• _What this task involves_: Copy out the records precisely, omitting pictures.

• _Data for this task_:
/---

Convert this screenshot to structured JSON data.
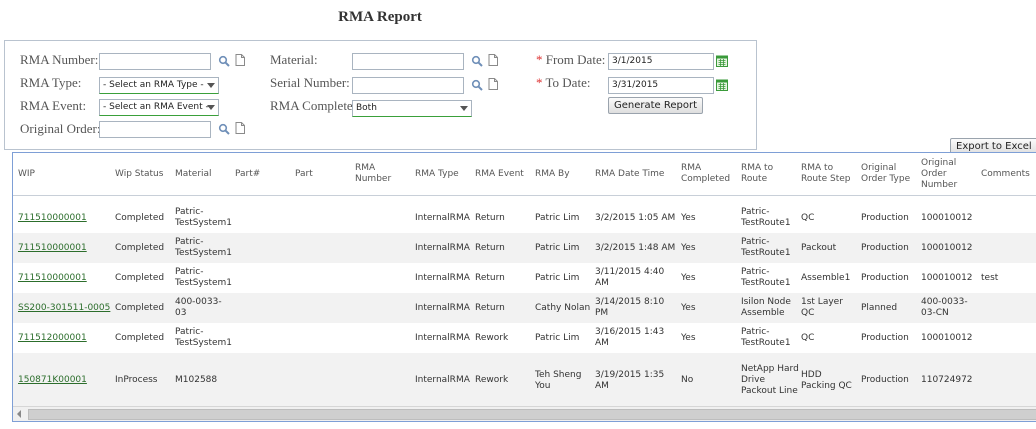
{
  "title": "RMA Report",
  "filters": {
    "rma_number_label": "RMA Number:",
    "rma_number_value": "",
    "rma_type_label": "RMA Type:",
    "rma_type_value": "- Select an RMA Type -",
    "rma_event_label": "RMA Event:",
    "rma_event_value": "- Select an RMA Event -",
    "original_order_label": "Original Order:",
    "original_order_value": "",
    "material_label": "Material:",
    "material_value": "",
    "serial_number_label": "Serial Number:",
    "serial_number_value": "",
    "rma_complete_label": "RMA Complete:",
    "rma_complete_value": "Both",
    "from_date_label": "From Date:",
    "from_date_value": "3/1/2015",
    "to_date_label": "To Date:",
    "to_date_value": "3/31/2015",
    "required_mark": "*",
    "generate_label": "Generate Report",
    "export_label": "Export to Excel"
  },
  "icons": {
    "search": "search-icon",
    "document": "document-icon",
    "calendar": "calendar-icon"
  },
  "colors": {
    "link": "#2c6e2c",
    "required": "#dd3333",
    "grid_border": "#7e9fd6",
    "calendar": "#3a9a3a"
  },
  "grid": {
    "headers": [
      "WIP",
      "Wip Status",
      "Material",
      "Part#",
      "Part",
      "RMA Number",
      "RMA Type",
      "RMA Event",
      "RMA By",
      "RMA Date Time",
      "RMA Completed",
      "RMA to Route",
      "RMA to Route Step",
      "Original Order Type",
      "Original Order Number",
      "Comments"
    ],
    "rows": [
      [
        "711510000001",
        "Completed",
        "Patric-TestSystem1",
        "",
        "",
        "",
        "InternalRMA",
        "Return",
        "Patric Lim",
        "3/2/2015 1:05 AM",
        "Yes",
        "Patric-TestRoute1",
        "QC",
        "Production",
        "100010012",
        ""
      ],
      [
        "711510000001",
        "Completed",
        "Patric-TestSystem1",
        "",
        "",
        "",
        "InternalRMA",
        "Return",
        "Patric Lim",
        "3/2/2015 1:48 AM",
        "Yes",
        "Patric-TestRoute1",
        "Packout",
        "Production",
        "100010012",
        ""
      ],
      [
        "711510000001",
        "Completed",
        "Patric-TestSystem1",
        "",
        "",
        "",
        "InternalRMA",
        "Return",
        "Patric Lim",
        "3/11/2015 4:40 AM",
        "Yes",
        "Patric-TestRoute1",
        "Assemble1",
        "Production",
        "100010012",
        "test"
      ],
      [
        "SS200-301511-0005",
        "Completed",
        "400-0033-03",
        "",
        "",
        "",
        "InternalRMA",
        "Return",
        "Cathy Nolan",
        "3/14/2015 8:10 PM",
        "Yes",
        "Isilon Node Assemble",
        "1st Layer QC",
        "Planned",
        "400-0033-03-CN",
        ""
      ],
      [
        "711512000001",
        "Completed",
        "Patric-TestSystem1",
        "",
        "",
        "",
        "InternalRMA",
        "Rework",
        "Patric Lim",
        "3/16/2015 1:43 AM",
        "Yes",
        "Patric-TestRoute1",
        "QC",
        "Production",
        "100010012",
        ""
      ],
      [
        "150871K00001",
        "InProcess",
        "M102588",
        "",
        "",
        "",
        "InternalRMA",
        "Rework",
        "Teh Sheng You",
        "3/19/2015 1:35 AM",
        "No",
        "NetApp Hard Drive Packout Line",
        "HDD Packing QC",
        "Production",
        "110724972",
        ""
      ]
    ]
  }
}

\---

• _Expected answer_:
Convert this screenshot to structured JSON data.
{
  "title": "RMA Report",
  "filters": {
    "rma_number_label": "RMA Number:",
    "rma_number_value": "",
    "rma_type_label": "RMA Type:",
    "rma_type_value": "- Select an RMA Type -",
    "rma_event_label": "RMA Event:",
    "rma_event_value": "- Select an RMA Event -",
    "original_order_label": "Original Order:",
    "original_order_value": "",
    "material_label": "Material:",
    "material_value": "",
    "serial_number_label": "Serial Number:",
    "serial_number_value": "",
    "rma_complete_label": "RMA Complete:",
    "rma_complete_value": "Both",
    "from_date_label": "From Date:",
    "from_date_value": "3/1/2015",
    "to_date_label": "To Date:",
    "to_date_value": "3/31/2015",
    "required_mark": "*",
    "generate_label": "Generate Report",
    "export_label": "Export to Excel"
  },
  "icons": {
    "search": "search-icon",
    "document": "document-icon",
    "calendar": "calendar-icon"
  },
  "colors": {
    "link": "#2c6e2c",
    "required": "#dd3333",
    "grid_border": "#7e9fd6",
    "calendar": "#3a9a3a"
  },
  "grid": {
    "headers": [
      "WIP",
      "Wip Status",
      "Material",
      "Part#",
      "Part",
      "RMA Number",
      "RMA Type",
      "RMA Event",
      "RMA By",
      "RMA Date Time",
      "RMA Completed",
      "RMA to Route",
      "RMA to Route Step",
      "Original Order Type",
      "Original Order Number",
      "Comments"
    ],
    "rows": [
      [
        "711510000001",
        "Completed",
        "Patric-TestSystem1",
        "",
        "",
        "",
        "InternalRMA",
        "Return",
        "Patric Lim",
        "3/2/2015 1:05 AM",
        "Yes",
        "Patric-TestRoute1",
        "QC",
        "Production",
        "100010012",
        ""
      ],
      [
        "711510000001",
        "Completed",
        "Patric-TestSystem1",
        "",
        "",
        "",
        "InternalRMA",
        "Return",
        "Patric Lim",
        "3/2/2015 1:48 AM",
        "Yes",
        "Patric-TestRoute1",
        "Packout",
        "Production",
        "100010012",
        ""
      ],
      [
        "711510000001",
        "Completed",
        "Patric-TestSystem1",
        "",
        "",
        "",
        "InternalRMA",
        "Return",
        "Patric Lim",
        "3/11/2015 4:40 AM",
        "Yes",
        "Patric-TestRoute1",
        "Assemble1",
        "Production",
        "100010012",
        "test"
      ],
      [
        "SS200-301511-0005",
        "Completed",
        "400-0033-03",
        "",
        "",
        "",
        "InternalRMA",
        "Return",
        "Cathy Nolan",
        "3/14/2015 8:10 PM",
        "Yes",
        "Isilon Node Assemble",
        "1st Layer QC",
        "Planned",
        "400-0033-03-CN",
        ""
      ],
      [
        "711512000001",
        "Completed",
        "Patric-TestSystem1",
        "",
        "",
        "",
        "InternalRMA",
        "Rework",
        "Patric Lim",
        "3/16/2015 1:43 AM",
        "Yes",
        "Patric-TestRoute1",
        "QC",
        "Production",
        "100010012",
        ""
      ],
      [
        "150871K00001",
        "InProcess",
        "M102588",
        "",
        "",
        "",
        "InternalRMA",
        "Rework",
        "Teh Sheng You",
        "3/19/2015 1:35 AM",
        "No",
        "NetApp Hard Drive Packout Line",
        "HDD Packing QC",
        "Production",
        "110724972",
        ""
      ]
    ]
  }
}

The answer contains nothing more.